Even if it does, this seems to make more sense than anything else they’ve tried.


If Erik Compton hadn’t been in the field of the Children’s Miracle Network Classic, the story would have been the play of Jeff Overton. Less than a month ago, Overton underwent an emergency appendectomy and a week and a half later was back on Tour. Such is the life of a PGA Tour player who is on the top 125 money list bubble.

Granted the surgical procedure is a lot less invasive that it once was, but a week and a half? Also, there was one other issue. Because of drug testing, most pain killers are on the banned list, so Overton had to go cold turkey. Finally, he applied with the Tour for a waiver so he could take Percocet. Two days later the Tour granted the waiver. Little did they know that Overton had rolled the dice and took a chance that this wasn’t his week to be tested. As it turned out, he was right.

What this points out is the silliness of drug testing parameters. It wasn’t as if Overton was faking a problem. He had the surgery and I would imagine he was in pain. It should have been an automatic waiver from day one. Kudos for granting the waiver citing that they put a player’s health needs first. Just wondering why it was an issue in the first place.


Rumors that the Sergio Garcia, Morgan – Leigh Norman romance had landed in Splitsville were premature. She accompanied the Spaniard to China for the HSBC Championship. You don’t think she’s giving him putting lessons, do you? His turnaround with the flat stick has been amazing.

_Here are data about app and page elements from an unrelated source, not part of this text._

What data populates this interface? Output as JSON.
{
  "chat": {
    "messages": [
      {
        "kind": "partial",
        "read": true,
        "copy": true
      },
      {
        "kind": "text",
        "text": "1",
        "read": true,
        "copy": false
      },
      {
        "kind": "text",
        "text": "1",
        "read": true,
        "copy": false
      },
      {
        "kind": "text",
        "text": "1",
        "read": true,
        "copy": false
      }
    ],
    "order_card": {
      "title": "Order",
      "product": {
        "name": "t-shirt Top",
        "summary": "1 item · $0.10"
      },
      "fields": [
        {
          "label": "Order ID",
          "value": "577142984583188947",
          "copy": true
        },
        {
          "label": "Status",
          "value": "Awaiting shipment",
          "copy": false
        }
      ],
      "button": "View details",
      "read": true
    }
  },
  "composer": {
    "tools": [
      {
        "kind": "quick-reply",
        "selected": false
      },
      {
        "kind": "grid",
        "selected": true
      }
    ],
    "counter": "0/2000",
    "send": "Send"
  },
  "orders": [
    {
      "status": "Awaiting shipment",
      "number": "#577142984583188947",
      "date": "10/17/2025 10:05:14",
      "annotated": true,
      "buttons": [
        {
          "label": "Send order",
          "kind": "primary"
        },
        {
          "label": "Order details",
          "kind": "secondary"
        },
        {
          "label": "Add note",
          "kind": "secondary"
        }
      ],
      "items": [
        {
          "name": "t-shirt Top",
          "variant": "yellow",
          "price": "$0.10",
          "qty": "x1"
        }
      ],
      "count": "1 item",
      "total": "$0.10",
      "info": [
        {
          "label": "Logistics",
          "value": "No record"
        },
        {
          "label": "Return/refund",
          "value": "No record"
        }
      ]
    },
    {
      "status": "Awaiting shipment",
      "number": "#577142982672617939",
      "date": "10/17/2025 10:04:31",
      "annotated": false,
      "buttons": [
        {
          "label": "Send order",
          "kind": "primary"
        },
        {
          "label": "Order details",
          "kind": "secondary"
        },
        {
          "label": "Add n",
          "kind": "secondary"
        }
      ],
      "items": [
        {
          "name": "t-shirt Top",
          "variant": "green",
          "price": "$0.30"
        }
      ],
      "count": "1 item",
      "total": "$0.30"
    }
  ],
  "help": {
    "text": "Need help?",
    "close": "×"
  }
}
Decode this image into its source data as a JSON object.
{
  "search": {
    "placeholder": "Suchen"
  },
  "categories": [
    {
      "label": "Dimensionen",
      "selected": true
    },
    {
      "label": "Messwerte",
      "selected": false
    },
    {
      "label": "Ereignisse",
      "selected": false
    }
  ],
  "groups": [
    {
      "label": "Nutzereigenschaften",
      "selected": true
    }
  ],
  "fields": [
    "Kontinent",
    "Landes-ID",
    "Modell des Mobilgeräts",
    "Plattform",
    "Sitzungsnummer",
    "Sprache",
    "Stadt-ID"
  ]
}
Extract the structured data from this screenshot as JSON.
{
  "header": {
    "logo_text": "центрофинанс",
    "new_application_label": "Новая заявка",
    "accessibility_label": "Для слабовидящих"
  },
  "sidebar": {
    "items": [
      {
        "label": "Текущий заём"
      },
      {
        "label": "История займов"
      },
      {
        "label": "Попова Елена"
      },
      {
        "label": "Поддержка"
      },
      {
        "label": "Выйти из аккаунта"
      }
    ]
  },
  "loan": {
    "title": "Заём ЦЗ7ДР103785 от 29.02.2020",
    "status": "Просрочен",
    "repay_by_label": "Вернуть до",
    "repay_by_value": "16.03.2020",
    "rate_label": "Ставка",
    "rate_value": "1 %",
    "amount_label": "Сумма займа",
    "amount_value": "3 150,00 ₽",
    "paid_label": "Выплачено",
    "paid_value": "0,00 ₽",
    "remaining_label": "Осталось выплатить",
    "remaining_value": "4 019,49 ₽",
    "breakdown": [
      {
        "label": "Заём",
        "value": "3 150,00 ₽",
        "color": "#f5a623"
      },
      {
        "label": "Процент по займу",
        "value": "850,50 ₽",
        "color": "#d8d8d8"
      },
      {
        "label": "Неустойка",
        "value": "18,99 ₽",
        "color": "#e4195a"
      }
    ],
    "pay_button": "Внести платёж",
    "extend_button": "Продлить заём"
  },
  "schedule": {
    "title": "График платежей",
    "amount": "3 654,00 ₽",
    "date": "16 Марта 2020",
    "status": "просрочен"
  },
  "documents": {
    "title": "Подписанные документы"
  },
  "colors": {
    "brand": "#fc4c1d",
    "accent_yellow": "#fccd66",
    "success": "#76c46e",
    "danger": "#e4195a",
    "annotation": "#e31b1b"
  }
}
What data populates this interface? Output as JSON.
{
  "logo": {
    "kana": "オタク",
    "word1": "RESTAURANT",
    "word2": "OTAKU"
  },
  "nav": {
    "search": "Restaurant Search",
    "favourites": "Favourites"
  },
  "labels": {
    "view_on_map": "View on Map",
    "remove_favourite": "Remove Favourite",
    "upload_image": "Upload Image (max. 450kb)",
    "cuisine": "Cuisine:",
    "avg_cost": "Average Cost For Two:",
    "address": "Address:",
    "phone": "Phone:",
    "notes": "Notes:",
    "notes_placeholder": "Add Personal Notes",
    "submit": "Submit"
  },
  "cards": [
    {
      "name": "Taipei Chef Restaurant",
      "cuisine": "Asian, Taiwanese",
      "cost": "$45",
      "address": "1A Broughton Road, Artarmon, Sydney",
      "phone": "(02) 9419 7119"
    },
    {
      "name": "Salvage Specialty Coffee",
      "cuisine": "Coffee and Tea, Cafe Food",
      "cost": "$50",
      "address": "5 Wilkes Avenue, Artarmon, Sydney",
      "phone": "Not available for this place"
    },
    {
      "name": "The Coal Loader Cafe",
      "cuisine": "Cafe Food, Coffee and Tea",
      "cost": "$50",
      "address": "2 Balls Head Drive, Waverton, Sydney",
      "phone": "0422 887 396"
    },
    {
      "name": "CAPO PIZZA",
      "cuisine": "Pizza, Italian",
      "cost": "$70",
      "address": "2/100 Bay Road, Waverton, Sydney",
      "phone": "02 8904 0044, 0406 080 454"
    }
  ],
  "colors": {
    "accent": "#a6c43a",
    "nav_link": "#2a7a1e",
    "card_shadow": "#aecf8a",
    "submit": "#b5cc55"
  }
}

I wonder that if this relationship continues to develop, Morgan – Leigh’s Dad Greg will insist the Sergio start playing MacGregor equipment?
Bartender, a magnum of your finest champagne, please, Let us raise a glass to Erik and Jeff for two very gutsy performances.

See you on the first tee,